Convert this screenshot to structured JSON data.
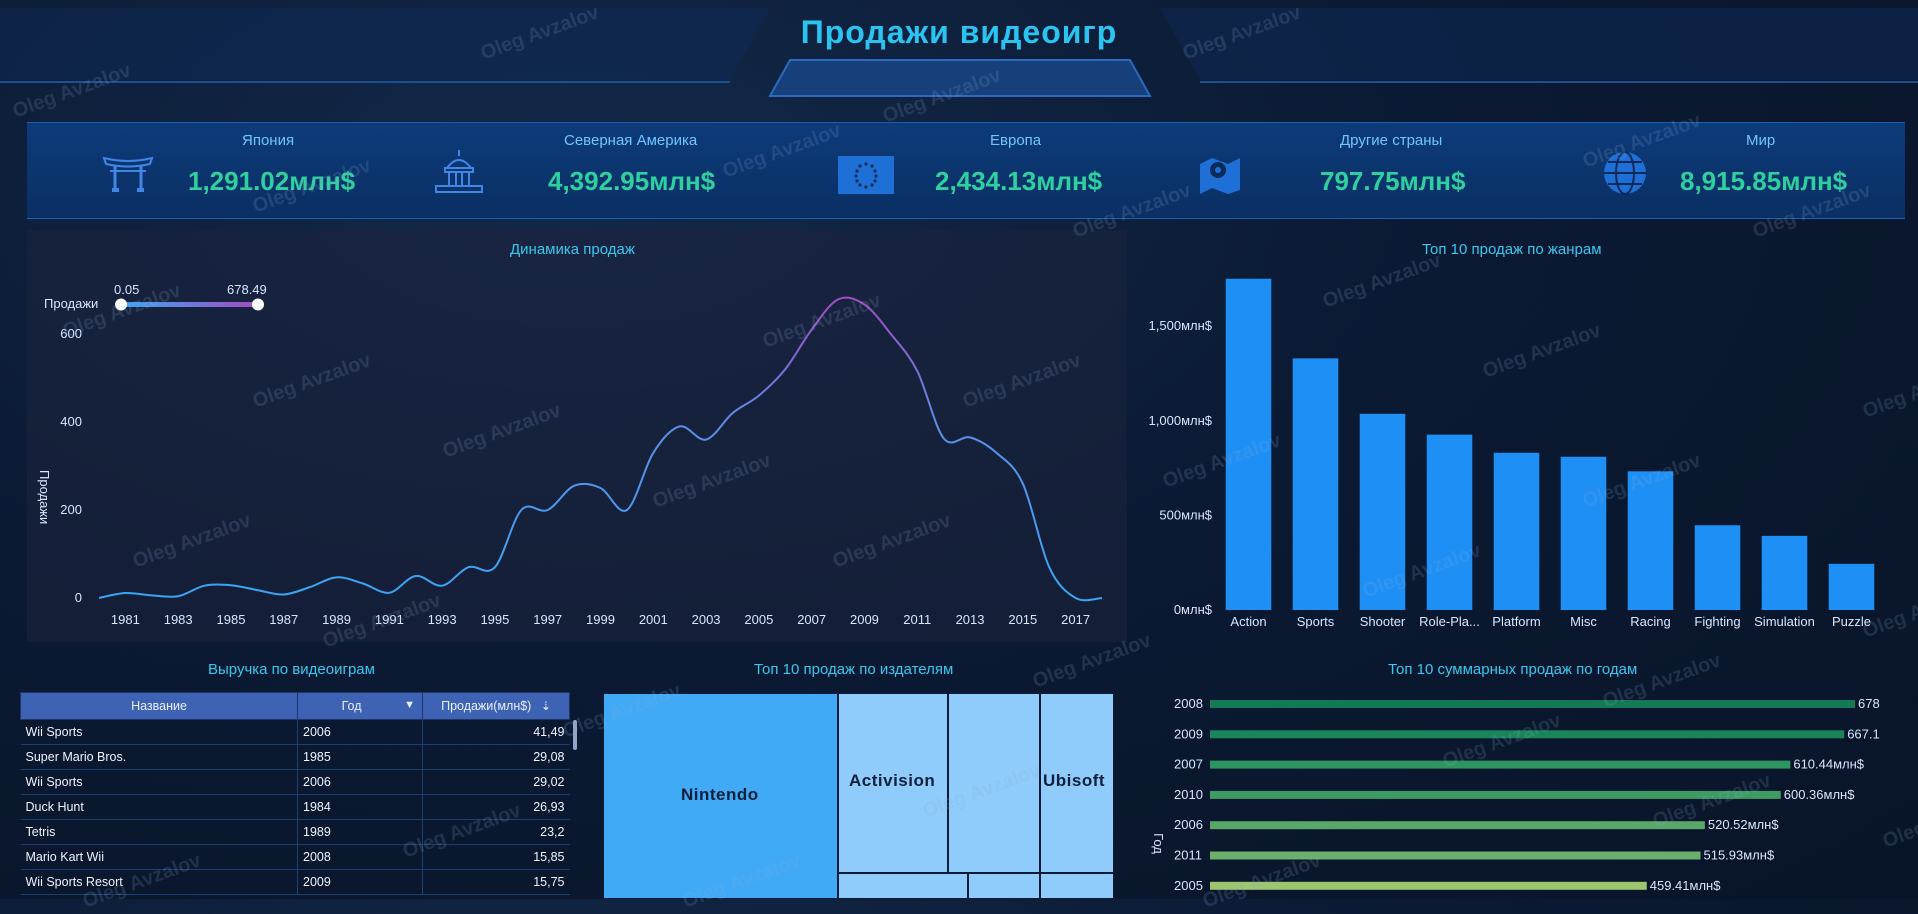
{
  "page_title": "Продажи видеоигр",
  "watermark": "Oleg Avzalov",
  "kpis": [
    {
      "label": "Япония",
      "value": "1,291.02млн$",
      "icon": "torii-gate-icon"
    },
    {
      "label": "Северная Америка",
      "value": "4,392.95млн$",
      "icon": "capitol-icon"
    },
    {
      "label": "Европа",
      "value": "2,434.13млн$",
      "icon": "eu-flag-icon"
    },
    {
      "label": "Другие страны",
      "value": "797.75млн$",
      "icon": "map-pin-icon"
    },
    {
      "label": "Мир",
      "value": "8,915.85млн$",
      "icon": "globe-icon"
    }
  ],
  "colors": {
    "accent": "#29c5f0",
    "kpi_value": "#2fd0a0",
    "bar": "#1e8ff5",
    "line_start": "#3aa6f5",
    "line_peak": "#a24cbf"
  },
  "chart_data": [
    {
      "type": "line",
      "title": "Динамика продаж",
      "ylabel": "Продажи",
      "legend_label": "Продажи",
      "range_min": "0.05",
      "range_max": "678.49",
      "x_ticks": [
        1981,
        1983,
        1985,
        1987,
        1989,
        1991,
        1993,
        1995,
        1997,
        1999,
        2001,
        2003,
        2005,
        2007,
        2009,
        2011,
        2013,
        2015,
        2017
      ],
      "y_ticks": [
        0,
        200,
        400,
        600
      ],
      "ylim": [
        0,
        700
      ],
      "x": [
        1980,
        1981,
        1982,
        1983,
        1984,
        1985,
        1986,
        1987,
        1988,
        1989,
        1990,
        1991,
        1992,
        1993,
        1994,
        1995,
        1996,
        1997,
        1998,
        1999,
        2000,
        2001,
        2002,
        2003,
        2004,
        2005,
        2006,
        2007,
        2008,
        2009,
        2010,
        2011,
        2012,
        2013,
        2014,
        2015,
        2016,
        2017,
        2018
      ],
      "values": [
        0.05,
        11.4,
        6,
        4,
        28,
        29,
        18,
        8,
        25,
        47,
        33,
        12,
        50,
        28,
        70,
        70,
        200,
        200,
        255,
        250,
        200,
        330,
        390,
        360,
        420,
        460,
        520,
        610,
        678.49,
        667,
        600,
        516,
        363,
        365,
        330,
        260,
        70,
        0.05,
        0.05
      ]
    },
    {
      "type": "bar",
      "title": "Топ 10 продаж по жанрам",
      "categories": [
        "Action",
        "Sports",
        "Shooter",
        "Role-Pla...",
        "Platform",
        "Misc",
        "Racing",
        "Fighting",
        "Simulation",
        "Puzzle"
      ],
      "values": [
        1751,
        1330,
        1037,
        927,
        831,
        810,
        733,
        448,
        392,
        244
      ],
      "y_ticks": [
        "0млн$",
        "500млн$",
        "1,000млн$",
        "1,500млн$"
      ],
      "y_tick_values": [
        0,
        500,
        1000,
        1500
      ],
      "ylim": [
        0,
        1850
      ]
    },
    {
      "type": "treemap",
      "title": "Топ 10 продаж по издателям",
      "labels": [
        "Nintendo",
        "Activision",
        "Ubisoft"
      ]
    },
    {
      "type": "bar",
      "orientation": "horizontal",
      "title": "Топ 10 суммарных продаж по годам",
      "ylabel": "Год",
      "categories": [
        "2008",
        "2009",
        "2007",
        "2010",
        "2006",
        "2011",
        "2005"
      ],
      "values": [
        678.49,
        667.1,
        610.44,
        600.36,
        520.52,
        515.93,
        459.41
      ],
      "value_labels": [
        "678.49млн$",
        "667.10млн$",
        "610.44млн$",
        "600.36млн$",
        "520.52млн$",
        "515.93млн$",
        "459.41млн$"
      ],
      "xlim": [
        0,
        710
      ]
    },
    {
      "type": "table",
      "title": "Выручка по видеоиграм",
      "columns": [
        "Название",
        "Год",
        "Продажи(млн$)"
      ],
      "rows": [
        [
          "Wii Sports",
          "2006",
          "41,49"
        ],
        [
          "Super Mario Bros.",
          "1985",
          "29,08"
        ],
        [
          "Wii Sports",
          "2006",
          "29,02"
        ],
        [
          "Duck Hunt",
          "1984",
          "26,93"
        ],
        [
          "Tetris",
          "1989",
          "23,2"
        ],
        [
          "Mario Kart Wii",
          "2008",
          "15,85"
        ],
        [
          "Wii Sports Resort",
          "2009",
          "15,75"
        ]
      ]
    }
  ]
}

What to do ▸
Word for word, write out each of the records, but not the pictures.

Expected answer ▸
Convert this screenshot to structured JSON data.
{
  "page_title": "Продажи видеоигр",
  "watermark": "Oleg Avzalov",
  "kpis": [
    {
      "label": "Япония",
      "value": "1,291.02млн$",
      "icon": "torii-gate-icon"
    },
    {
      "label": "Северная Америка",
      "value": "4,392.95млн$",
      "icon": "capitol-icon"
    },
    {
      "label": "Европа",
      "value": "2,434.13млн$",
      "icon": "eu-flag-icon"
    },
    {
      "label": "Другие страны",
      "value": "797.75млн$",
      "icon": "map-pin-icon"
    },
    {
      "label": "Мир",
      "value": "8,915.85млн$",
      "icon": "globe-icon"
    }
  ],
  "colors": {
    "accent": "#29c5f0",
    "kpi_value": "#2fd0a0",
    "bar": "#1e8ff5",
    "line_start": "#3aa6f5",
    "line_peak": "#a24cbf"
  },
  "chart_data": [
    {
      "type": "line",
      "title": "Динамика продаж",
      "ylabel": "Продажи",
      "legend_label": "Продажи",
      "range_min": "0.05",
      "range_max": "678.49",
      "x_ticks": [
        1981,
        1983,
        1985,
        1987,
        1989,
        1991,
        1993,
        1995,
        1997,
        1999,
        2001,
        2003,
        2005,
        2007,
        2009,
        2011,
        2013,
        2015,
        2017
      ],
      "y_ticks": [
        0,
        200,
        400,
        600
      ],
      "ylim": [
        0,
        700
      ],
      "x": [
        1980,
        1981,
        1982,
        1983,
        1984,
        1985,
        1986,
        1987,
        1988,
        1989,
        1990,
        1991,
        1992,
        1993,
        1994,
        1995,
        1996,
        1997,
        1998,
        1999,
        2000,
        2001,
        2002,
        2003,
        2004,
        2005,
        2006,
        2007,
        2008,
        2009,
        2010,
        2011,
        2012,
        2013,
        2014,
        2015,
        2016,
        2017,
        2018
      ],
      "values": [
        0.05,
        11.4,
        6,
        4,
        28,
        29,
        18,
        8,
        25,
        47,
        33,
        12,
        50,
        28,
        70,
        70,
        200,
        200,
        255,
        250,
        200,
        330,
        390,
        360,
        420,
        460,
        520,
        610,
        678.49,
        667,
        600,
        516,
        363,
        365,
        330,
        260,
        70,
        0.05,
        0.05
      ]
    },
    {
      "type": "bar",
      "title": "Топ 10 продаж по жанрам",
      "categories": [
        "Action",
        "Sports",
        "Shooter",
        "Role-Pla...",
        "Platform",
        "Misc",
        "Racing",
        "Fighting",
        "Simulation",
        "Puzzle"
      ],
      "values": [
        1751,
        1330,
        1037,
        927,
        831,
        810,
        733,
        448,
        392,
        244
      ],
      "y_ticks": [
        "0млн$",
        "500млн$",
        "1,000млн$",
        "1,500млн$"
      ],
      "y_tick_values": [
        0,
        500,
        1000,
        1500
      ],
      "ylim": [
        0,
        1850
      ]
    },
    {
      "type": "treemap",
      "title": "Топ 10 продаж по издателям",
      "labels": [
        "Nintendo",
        "Activision",
        "Ubisoft"
      ]
    },
    {
      "type": "bar",
      "orientation": "horizontal",
      "title": "Топ 10 суммарных продаж по годам",
      "ylabel": "Год",
      "categories": [
        "2008",
        "2009",
        "2007",
        "2010",
        "2006",
        "2011",
        "2005"
      ],
      "values": [
        678.49,
        667.1,
        610.44,
        600.36,
        520.52,
        515.93,
        459.41
      ],
      "value_labels": [
        "678.49млн$",
        "667.10млн$",
        "610.44млн$",
        "600.36млн$",
        "520.52млн$",
        "515.93млн$",
        "459.41млн$"
      ],
      "xlim": [
        0,
        710
      ]
    },
    {
      "type": "table",
      "title": "Выручка по видеоиграм",
      "columns": [
        "Название",
        "Год",
        "Продажи(млн$)"
      ],
      "rows": [
        [
          "Wii Sports",
          "2006",
          "41,49"
        ],
        [
          "Super Mario Bros.",
          "1985",
          "29,08"
        ],
        [
          "Wii Sports",
          "2006",
          "29,02"
        ],
        [
          "Duck Hunt",
          "1984",
          "26,93"
        ],
        [
          "Tetris",
          "1989",
          "23,2"
        ],
        [
          "Mario Kart Wii",
          "2008",
          "15,85"
        ],
        [
          "Wii Sports Resort",
          "2009",
          "15,75"
        ]
      ]
    }
  ]
}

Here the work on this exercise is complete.